At another part of the event, a young man presented a short biography about the life of Martin Luther King (totally in Arabic). I understood at each meeting they choose a person to talk a little bit about his/her biography. Martin Luther King was chosen for this time because his birthday was a few days ago; his birth was on 15/01/1929 (you can read more at the Wikipedia article about him).
The last speaker, and this was the most beautiful part of the event, was a New Zealander-Iraqi author calledÂ Ali Sahkir. He was hosted to discuss a recent book that he had published. The book is called “A Muslim on the Bridge: On Being an Iraqi-Arab Muslim in the Twenty-First Century”. Â Although this part of the meeting lasted for less than 15 minutes, but I liked it very much. I discuss this important part in a separate post and I also explain how through it I won the most expensive gift in my life [A meeting with the author Ali Shakir about his book âA Muslim on the Bridge: On Being an Iraqi-Arab Muslim in the Twenty-First Centuryâ].
With Mr. Ali Shakir, the event became to an end. Later, I went and talked with the person who is the president of JCI Amman, Mr. Salih Al-Hanash. Mr. Al-Hanash welcomed me very friendly in the club. I asked him about the steps in which a person can become a member of JCI Amman. He told me that a person need to come for at least 2-3 times to show us his interest. After that, he can register in return for JD 59 annual subscription. Mr. Al-Hanash told me that there are benefits from this subscription. He talked about courses and reminded me of a discount that an employee from the Book Readers bookshop had announced earlier that night. However, I did not inquire more as it was already very late and every one wanted to leave.
All in all, it was an interesting event although English was not used more than third of the time. I would love to go again and try more. However, some of the events that JCI Amman holds are to discuss Arabic books. I will probably not attend these. But, for example, about one month from now, they nominated four English books and one Arabic book for the members to choose one of them. I think that an English book will be chosen. I will read it and most probably go. Will you go too?
It turned out that I had a misunderstanding. Yesterday, I attended the monthly book discussion in JCI Amman. Although the discussion was for an English book (The Happiness Project), I was surprised when I found out that more than 90% of the discussion was in Arabic. In other words, if a person who do know Arabic attended the meeting, he would not have understood anything. I talked with the president of JCI Jordan about my disappointment and that I had thought that the JCI Amman Book Club is an English Book Club. Or at least, when English books are chosen, then the conversation should be in English. He told me very friendly that the goal of JCI Amman Book Club is to increase knowledge and spread the culture of reading. This does not necessarily take place all in English. I showed understanding as I think that not all members of the club would love the discussion to be all in English (We are Arabs… we have our culture… our language…). Moreover, I am not sure how many of the members can understand and speak English very well. Because these members are afterall members of a Jordanian Arabic book club that also discusses Arabic books.

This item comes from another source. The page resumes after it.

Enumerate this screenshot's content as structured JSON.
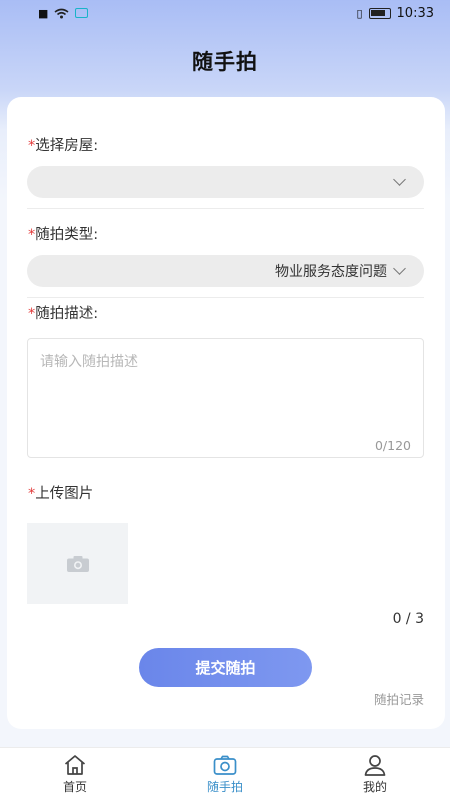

Finally, I thanked the president a lot for the two nice meetings that I had attended at JCI Amman. The board members are very intelligent, funny, and most important friendly. The discussion was very interesting. However, I do not have a lot of time and improving my English is a priority. I do not think that I will attend another book discussion by JCI Amman. Nonetheless, I highly recommend attending this book club as it is the only available option in Jordan when it comes to book clubs discussing English-written books.